Assignment: All lines in the records below with the word "Lights" must be returned.

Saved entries
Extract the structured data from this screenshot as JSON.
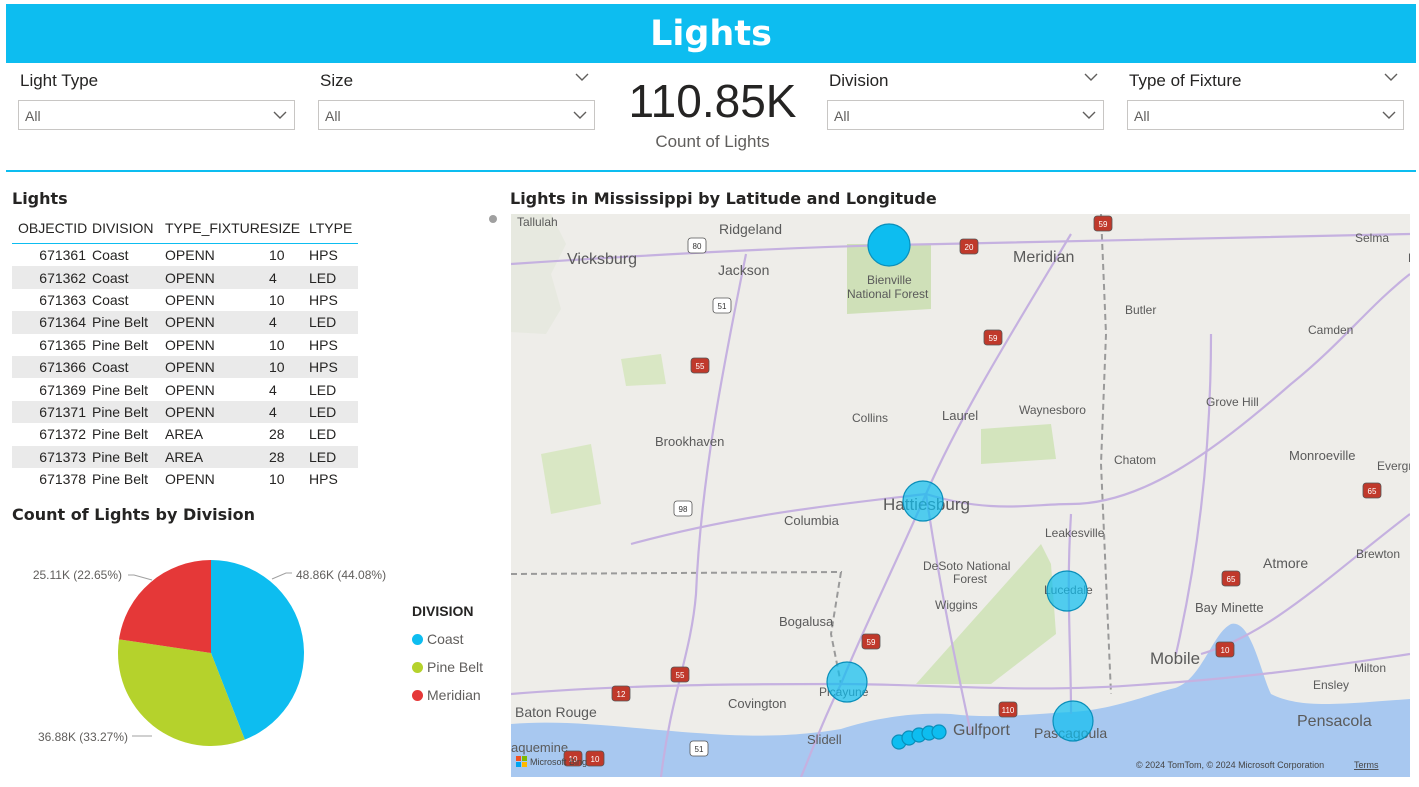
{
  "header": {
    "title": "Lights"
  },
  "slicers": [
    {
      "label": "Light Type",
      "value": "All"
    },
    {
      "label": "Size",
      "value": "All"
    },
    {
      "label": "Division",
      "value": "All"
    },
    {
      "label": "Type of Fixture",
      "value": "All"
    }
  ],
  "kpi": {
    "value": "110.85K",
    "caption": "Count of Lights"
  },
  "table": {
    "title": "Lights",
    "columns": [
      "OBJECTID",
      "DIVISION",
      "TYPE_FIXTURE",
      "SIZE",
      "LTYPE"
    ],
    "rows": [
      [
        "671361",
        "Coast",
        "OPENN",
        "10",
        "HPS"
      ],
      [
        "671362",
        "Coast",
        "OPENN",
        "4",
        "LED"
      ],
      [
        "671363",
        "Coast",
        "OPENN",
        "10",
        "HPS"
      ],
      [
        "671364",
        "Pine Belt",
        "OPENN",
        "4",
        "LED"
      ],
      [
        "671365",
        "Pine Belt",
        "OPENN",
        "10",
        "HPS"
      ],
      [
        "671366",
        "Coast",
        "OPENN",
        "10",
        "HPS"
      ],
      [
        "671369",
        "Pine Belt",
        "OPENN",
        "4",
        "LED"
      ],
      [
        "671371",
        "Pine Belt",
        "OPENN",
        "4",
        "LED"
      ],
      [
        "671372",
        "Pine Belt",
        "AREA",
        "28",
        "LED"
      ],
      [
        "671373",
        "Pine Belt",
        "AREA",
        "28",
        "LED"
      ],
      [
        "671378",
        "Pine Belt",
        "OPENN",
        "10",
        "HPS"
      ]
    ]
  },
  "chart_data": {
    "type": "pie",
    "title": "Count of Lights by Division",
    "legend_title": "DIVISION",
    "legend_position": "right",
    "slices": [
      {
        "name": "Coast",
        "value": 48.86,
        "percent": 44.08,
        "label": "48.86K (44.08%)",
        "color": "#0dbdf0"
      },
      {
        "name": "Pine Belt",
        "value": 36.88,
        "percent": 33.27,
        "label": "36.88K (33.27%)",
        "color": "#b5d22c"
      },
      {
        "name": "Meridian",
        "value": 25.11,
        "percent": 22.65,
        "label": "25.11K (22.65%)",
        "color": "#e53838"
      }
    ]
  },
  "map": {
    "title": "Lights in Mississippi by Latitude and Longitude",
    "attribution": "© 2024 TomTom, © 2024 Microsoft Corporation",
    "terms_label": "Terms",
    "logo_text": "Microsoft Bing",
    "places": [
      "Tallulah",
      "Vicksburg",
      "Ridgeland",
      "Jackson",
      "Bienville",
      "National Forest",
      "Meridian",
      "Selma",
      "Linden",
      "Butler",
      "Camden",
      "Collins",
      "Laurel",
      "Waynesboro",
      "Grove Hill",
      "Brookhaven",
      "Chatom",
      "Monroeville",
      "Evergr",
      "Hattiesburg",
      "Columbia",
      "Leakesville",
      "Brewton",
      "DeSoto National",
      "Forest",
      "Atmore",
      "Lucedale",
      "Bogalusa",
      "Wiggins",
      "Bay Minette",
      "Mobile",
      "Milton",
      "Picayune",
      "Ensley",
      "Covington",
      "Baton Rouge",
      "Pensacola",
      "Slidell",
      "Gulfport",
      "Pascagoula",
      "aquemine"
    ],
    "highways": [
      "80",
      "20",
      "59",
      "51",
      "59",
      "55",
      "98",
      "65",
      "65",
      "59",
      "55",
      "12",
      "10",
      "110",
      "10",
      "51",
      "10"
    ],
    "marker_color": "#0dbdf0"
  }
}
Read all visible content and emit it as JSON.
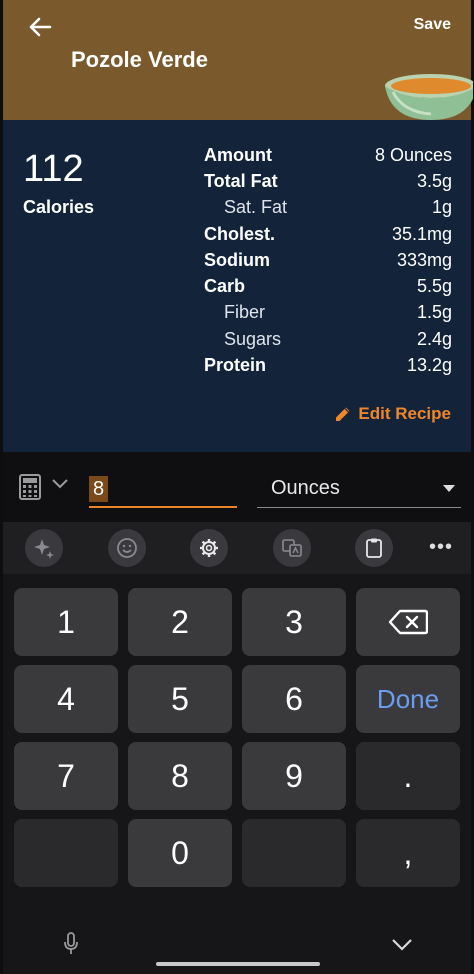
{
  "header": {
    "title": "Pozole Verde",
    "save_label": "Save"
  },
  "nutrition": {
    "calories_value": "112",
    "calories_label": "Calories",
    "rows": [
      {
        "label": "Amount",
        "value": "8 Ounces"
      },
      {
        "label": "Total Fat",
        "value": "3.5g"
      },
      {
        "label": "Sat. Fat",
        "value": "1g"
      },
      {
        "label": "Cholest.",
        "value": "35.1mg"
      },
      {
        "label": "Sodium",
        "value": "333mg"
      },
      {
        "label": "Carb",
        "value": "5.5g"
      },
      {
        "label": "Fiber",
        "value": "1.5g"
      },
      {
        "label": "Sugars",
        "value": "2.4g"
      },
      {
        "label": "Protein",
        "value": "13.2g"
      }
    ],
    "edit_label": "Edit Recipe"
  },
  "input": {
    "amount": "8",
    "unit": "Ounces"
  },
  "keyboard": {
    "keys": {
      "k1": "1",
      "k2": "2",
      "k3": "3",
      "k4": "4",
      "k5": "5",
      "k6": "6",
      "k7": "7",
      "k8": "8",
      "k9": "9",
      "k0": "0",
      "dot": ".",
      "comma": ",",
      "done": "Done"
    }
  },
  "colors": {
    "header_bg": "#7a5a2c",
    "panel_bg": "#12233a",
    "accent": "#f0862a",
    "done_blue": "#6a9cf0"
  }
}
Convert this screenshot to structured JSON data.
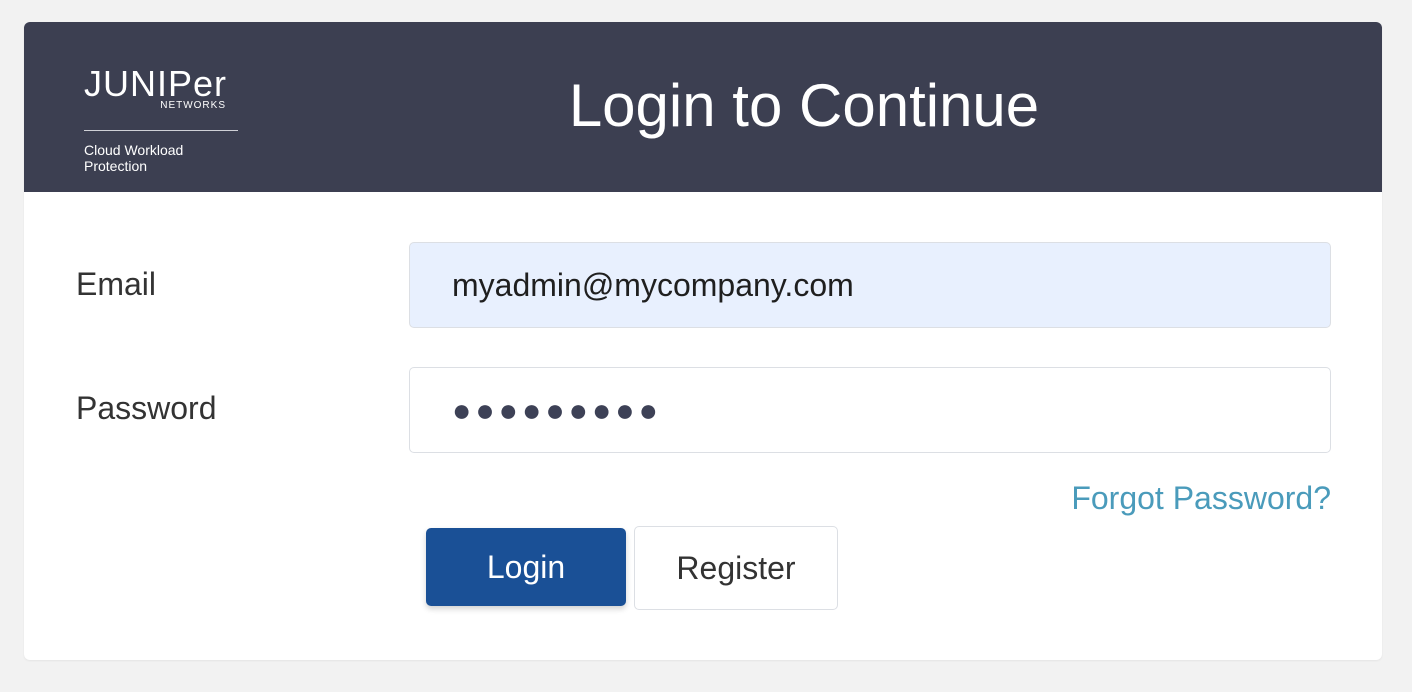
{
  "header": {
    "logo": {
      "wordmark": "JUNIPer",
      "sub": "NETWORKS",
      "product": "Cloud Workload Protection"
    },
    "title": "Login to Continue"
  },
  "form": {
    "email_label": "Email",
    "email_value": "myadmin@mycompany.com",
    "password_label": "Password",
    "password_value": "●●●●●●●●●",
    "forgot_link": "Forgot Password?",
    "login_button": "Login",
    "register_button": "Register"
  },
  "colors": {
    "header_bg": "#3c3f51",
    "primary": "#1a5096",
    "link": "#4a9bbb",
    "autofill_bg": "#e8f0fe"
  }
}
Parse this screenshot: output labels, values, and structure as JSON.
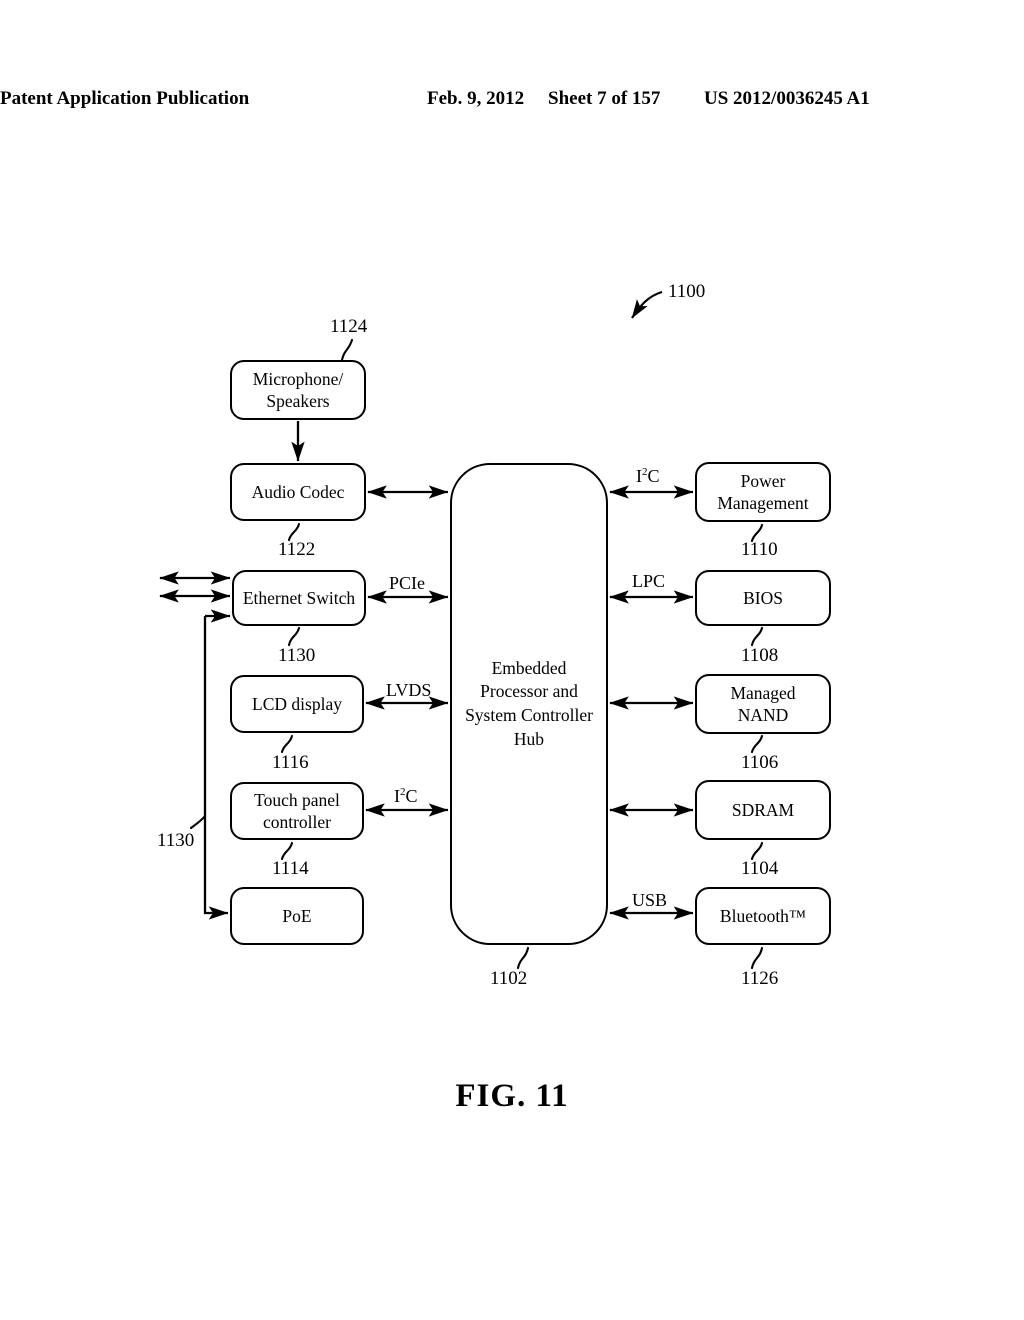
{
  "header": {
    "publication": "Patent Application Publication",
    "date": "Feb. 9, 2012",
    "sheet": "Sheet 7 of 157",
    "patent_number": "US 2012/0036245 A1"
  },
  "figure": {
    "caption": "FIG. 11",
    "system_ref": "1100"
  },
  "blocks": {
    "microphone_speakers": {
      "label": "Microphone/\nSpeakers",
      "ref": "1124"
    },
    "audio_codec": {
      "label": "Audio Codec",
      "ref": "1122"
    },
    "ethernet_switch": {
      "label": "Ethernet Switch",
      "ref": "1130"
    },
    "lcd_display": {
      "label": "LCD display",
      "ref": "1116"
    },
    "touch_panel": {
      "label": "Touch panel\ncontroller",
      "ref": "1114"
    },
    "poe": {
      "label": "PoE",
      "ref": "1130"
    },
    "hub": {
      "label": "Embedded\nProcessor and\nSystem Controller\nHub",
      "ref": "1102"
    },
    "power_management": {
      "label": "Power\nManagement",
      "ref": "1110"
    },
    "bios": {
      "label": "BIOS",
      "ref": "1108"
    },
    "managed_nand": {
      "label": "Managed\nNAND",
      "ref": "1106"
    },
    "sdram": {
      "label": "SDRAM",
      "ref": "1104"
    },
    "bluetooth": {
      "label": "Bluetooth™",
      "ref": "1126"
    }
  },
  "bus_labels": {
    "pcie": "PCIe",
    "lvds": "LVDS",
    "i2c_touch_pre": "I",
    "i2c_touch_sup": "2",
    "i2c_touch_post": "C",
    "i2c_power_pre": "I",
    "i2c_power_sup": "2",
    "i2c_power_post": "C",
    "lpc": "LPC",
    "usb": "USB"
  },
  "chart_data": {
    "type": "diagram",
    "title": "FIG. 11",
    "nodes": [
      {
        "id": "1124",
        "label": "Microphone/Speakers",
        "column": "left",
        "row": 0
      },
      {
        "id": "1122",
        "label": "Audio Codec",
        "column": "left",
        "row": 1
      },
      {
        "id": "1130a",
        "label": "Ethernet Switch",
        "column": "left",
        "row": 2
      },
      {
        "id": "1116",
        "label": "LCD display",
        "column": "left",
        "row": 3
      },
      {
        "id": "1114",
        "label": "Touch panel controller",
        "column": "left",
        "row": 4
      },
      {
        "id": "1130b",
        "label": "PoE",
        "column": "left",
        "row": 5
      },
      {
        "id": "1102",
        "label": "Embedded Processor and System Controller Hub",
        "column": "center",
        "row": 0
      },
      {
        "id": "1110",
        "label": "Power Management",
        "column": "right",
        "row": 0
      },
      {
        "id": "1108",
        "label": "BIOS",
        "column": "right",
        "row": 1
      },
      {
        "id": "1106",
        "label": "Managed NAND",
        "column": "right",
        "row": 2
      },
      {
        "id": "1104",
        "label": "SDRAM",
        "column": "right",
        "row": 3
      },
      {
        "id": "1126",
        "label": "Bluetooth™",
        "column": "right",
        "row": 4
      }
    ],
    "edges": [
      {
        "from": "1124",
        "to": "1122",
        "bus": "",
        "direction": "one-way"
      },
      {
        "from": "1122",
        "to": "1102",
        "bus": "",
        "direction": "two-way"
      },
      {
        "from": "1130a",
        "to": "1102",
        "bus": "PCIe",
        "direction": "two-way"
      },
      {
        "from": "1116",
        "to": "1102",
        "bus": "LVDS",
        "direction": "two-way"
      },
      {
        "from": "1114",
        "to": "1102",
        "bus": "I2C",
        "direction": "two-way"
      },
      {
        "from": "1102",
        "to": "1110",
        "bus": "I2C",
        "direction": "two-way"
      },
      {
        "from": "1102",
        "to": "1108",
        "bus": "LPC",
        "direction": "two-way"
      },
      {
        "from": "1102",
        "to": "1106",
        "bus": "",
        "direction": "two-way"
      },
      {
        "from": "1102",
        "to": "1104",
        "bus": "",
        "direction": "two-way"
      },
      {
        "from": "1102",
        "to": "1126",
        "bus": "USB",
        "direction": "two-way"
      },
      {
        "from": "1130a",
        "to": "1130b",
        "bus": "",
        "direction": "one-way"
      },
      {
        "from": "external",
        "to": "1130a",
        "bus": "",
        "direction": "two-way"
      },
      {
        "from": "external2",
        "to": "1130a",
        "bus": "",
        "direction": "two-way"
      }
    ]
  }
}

Exercise result:
    "title": "Lights"
    "caption": "Count of Lights"
    "title": "Lights",
    "title": "Count of Lights by Division",
    "title": "Lights in Mississippi by Latitude and Longitude",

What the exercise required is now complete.